There’s a wealth of info on YouTube (and lots of bullshit too) and I’ve read a couple of Kindle books. I’ve learned the difference between day trading, swing trading and investing. I’m very much in the latter camp but dabble a bit with swing trading too. Day Trading is not something I am interested in right now, as really it has to be learned and treated as a full time job. However it is useful to understand the technicals that those traders use.
At this point if you are still reading you may be either rolling your eyes and thinking “Finally caught up have you Ade? I’ve been doing this for 15 years”, or possibly “Oh no he’s become one of THOSE people.” – Well, yes, and sorry but I don’t want to be skint.
To keep things separate I have a new Google account and Twitter profile that I use when I’m doing or researching stock market stuff. It’s probably not interesting to most of my friends and followers, and it's nice to shut it off when I’m done.
In my alt accounts I am bombarded with ads for dubious sounding get rich quick schemes, trading courses and for various platforms and services. It’s like another world.
Unsurprisingly it’s a world full of chancers. Day traders post impressive winning trades they have made. Apparently some go long and short the same instrument in two separate accounts and then post the winning trade in a bid to convince you to sign up to their whatever. I have read this is a very old trick. There’s an inherent bias because people don’t tend to want to share their massive losses.
On Twitter in my alt-persona there's an effervescent mixture of Californian or Scandinavian liberal Tesla Fanboi types, and ragingly right wing / pro-Trump / pro Wall Street types. It’s all quite an eye-opener especially coming from my usual tech / science / liberal arts bubble.
Right now there’s a lot of shouting about how “the Marxists” are going to wreck everything if Biden gets in, mixed in with anti-mask conspiracy theory crap (generally the same people). What I hadn’t realised though is how many young people were Trumpists, I’d always caricatured them as somewhat redneck types but, no, there’s a big contingent of market-savvy wealthy influencers who I guess don’t like tax and regulations (i.e. right-wing, stating the obvious). But yeah, I would now not be surprised if he gets a second term.
I would say it’s healthy that I’m exposed to these people outside of my normal bubble. But I still think they’re wrong. You can run a society that is pro-business AND regulates appropriately, cares for the misfortunate, invests in public services and so on. But apparently everyone is either extreme left or extreme right these days. I think they’re both deluded.
But I digress...
I have no real point as usual, other than satisfying my desire to share rambling thoughts on whatever is occupying my brain. I hope someone finds it useful.
I am obliged to state that none of the above is financial advice. Do your own research.

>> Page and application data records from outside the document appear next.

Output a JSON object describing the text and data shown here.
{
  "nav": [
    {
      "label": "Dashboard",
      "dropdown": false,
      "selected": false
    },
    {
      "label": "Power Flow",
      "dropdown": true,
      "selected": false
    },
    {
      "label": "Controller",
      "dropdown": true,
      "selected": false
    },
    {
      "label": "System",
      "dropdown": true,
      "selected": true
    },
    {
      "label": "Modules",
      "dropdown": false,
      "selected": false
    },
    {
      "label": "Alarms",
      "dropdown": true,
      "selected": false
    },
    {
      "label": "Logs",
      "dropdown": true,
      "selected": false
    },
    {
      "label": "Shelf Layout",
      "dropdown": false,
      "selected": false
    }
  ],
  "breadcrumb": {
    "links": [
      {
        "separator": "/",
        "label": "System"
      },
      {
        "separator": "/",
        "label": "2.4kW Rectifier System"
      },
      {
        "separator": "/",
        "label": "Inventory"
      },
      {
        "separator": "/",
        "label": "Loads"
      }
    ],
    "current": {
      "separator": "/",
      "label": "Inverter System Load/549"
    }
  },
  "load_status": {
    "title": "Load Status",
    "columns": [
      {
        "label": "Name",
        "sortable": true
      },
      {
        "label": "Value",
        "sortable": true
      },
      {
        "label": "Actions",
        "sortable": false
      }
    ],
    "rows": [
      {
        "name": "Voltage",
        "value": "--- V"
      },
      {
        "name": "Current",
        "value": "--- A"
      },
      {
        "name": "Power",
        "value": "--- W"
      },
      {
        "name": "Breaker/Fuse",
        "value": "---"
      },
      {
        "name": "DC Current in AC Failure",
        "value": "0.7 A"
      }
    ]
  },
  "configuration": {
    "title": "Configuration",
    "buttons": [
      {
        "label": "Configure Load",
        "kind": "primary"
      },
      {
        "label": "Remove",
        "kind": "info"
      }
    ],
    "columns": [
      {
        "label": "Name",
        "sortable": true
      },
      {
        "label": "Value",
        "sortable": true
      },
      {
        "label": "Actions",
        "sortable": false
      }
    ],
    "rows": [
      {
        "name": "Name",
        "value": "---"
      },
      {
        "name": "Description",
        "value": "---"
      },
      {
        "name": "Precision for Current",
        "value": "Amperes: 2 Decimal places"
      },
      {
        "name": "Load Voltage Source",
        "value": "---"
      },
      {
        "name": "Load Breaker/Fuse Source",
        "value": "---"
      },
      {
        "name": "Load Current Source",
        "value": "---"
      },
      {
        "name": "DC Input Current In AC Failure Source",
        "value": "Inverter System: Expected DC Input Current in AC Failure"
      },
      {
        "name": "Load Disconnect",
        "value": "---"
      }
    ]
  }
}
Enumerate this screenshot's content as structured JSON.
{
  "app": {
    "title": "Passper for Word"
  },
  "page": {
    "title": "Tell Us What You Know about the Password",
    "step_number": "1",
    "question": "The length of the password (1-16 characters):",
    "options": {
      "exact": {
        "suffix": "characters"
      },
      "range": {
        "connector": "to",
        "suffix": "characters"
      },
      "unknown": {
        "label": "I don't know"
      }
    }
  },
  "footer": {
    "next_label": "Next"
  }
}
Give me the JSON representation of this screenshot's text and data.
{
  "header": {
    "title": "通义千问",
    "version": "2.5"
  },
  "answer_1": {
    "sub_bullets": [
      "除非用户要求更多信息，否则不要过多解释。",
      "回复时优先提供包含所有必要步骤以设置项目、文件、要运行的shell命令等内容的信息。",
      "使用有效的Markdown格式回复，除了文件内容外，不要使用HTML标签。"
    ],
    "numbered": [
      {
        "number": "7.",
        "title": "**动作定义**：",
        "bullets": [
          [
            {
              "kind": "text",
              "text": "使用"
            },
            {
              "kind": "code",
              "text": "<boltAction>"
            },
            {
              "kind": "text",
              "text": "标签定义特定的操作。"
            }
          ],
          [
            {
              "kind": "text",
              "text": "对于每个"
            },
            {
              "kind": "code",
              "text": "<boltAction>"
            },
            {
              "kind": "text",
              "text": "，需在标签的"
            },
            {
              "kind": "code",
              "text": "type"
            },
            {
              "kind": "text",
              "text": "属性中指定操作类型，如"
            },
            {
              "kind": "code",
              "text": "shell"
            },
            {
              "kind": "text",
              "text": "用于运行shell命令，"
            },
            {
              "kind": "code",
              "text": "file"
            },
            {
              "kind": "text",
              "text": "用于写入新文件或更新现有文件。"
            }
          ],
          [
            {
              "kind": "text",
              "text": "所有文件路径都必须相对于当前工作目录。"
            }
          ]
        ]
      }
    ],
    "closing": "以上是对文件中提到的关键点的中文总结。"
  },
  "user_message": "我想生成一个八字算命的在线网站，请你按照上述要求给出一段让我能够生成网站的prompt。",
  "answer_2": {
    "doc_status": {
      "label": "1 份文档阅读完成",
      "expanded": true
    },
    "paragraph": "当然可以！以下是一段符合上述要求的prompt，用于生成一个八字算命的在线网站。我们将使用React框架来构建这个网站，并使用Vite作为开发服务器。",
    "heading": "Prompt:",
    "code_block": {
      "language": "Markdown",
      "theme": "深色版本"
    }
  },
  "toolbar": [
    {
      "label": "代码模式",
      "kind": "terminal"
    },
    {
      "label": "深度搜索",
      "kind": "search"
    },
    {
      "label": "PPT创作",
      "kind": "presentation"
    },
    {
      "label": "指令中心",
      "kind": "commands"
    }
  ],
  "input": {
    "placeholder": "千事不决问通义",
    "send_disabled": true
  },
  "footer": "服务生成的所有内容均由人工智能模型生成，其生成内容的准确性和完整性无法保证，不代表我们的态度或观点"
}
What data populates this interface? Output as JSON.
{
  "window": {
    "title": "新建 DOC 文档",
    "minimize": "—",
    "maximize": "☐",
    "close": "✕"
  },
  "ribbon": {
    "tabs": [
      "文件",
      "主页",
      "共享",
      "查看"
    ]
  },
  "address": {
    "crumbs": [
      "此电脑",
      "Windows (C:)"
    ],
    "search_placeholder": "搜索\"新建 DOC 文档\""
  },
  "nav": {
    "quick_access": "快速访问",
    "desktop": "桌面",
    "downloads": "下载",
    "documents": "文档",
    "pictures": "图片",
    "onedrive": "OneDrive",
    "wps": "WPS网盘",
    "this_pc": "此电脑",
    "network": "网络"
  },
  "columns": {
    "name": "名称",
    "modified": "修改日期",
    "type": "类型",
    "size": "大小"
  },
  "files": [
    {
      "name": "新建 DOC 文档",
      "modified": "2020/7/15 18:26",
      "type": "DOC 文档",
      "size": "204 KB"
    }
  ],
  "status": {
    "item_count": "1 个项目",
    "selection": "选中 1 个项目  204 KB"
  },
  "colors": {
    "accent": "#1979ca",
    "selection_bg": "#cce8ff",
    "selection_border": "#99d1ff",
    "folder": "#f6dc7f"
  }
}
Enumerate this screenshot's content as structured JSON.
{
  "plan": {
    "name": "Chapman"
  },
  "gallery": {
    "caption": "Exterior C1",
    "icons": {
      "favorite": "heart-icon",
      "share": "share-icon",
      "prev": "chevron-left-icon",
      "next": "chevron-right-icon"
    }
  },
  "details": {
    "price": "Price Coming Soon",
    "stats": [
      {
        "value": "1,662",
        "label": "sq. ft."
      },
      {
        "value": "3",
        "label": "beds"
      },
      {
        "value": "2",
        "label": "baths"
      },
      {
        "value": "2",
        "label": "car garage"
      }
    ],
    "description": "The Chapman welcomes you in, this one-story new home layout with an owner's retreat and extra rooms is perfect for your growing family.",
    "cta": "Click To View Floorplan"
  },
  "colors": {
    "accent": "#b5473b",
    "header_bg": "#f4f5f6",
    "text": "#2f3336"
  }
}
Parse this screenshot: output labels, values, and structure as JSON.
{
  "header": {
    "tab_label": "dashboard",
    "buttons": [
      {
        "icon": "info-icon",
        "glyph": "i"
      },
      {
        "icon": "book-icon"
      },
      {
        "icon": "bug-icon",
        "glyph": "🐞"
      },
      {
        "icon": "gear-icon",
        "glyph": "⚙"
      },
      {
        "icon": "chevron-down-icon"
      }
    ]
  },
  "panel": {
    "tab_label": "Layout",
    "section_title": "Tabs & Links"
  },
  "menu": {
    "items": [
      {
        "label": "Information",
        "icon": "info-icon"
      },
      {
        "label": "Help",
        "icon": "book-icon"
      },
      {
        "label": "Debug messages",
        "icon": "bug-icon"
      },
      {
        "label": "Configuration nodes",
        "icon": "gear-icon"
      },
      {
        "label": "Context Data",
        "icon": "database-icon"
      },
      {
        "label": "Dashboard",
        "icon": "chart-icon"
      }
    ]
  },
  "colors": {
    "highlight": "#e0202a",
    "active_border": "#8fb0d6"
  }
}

But if you are interested then it’s quite easy to get started and genuinely I have found it to be an intellectually engaging pursuit, and one that could (should?) reap benefits in the long term.
I am quite technically minded and usually I can reduce complex problems to fundamentals and eventually solve them. But this is a bit like the ultimate problem because it’s chaotic and human-driven (although increasingly AI-driven too). That makes it an interesting puzzle. But equally you could say it’s just a form of gambling, which is at least partially true.
(*Massive Attack – Five Man Army)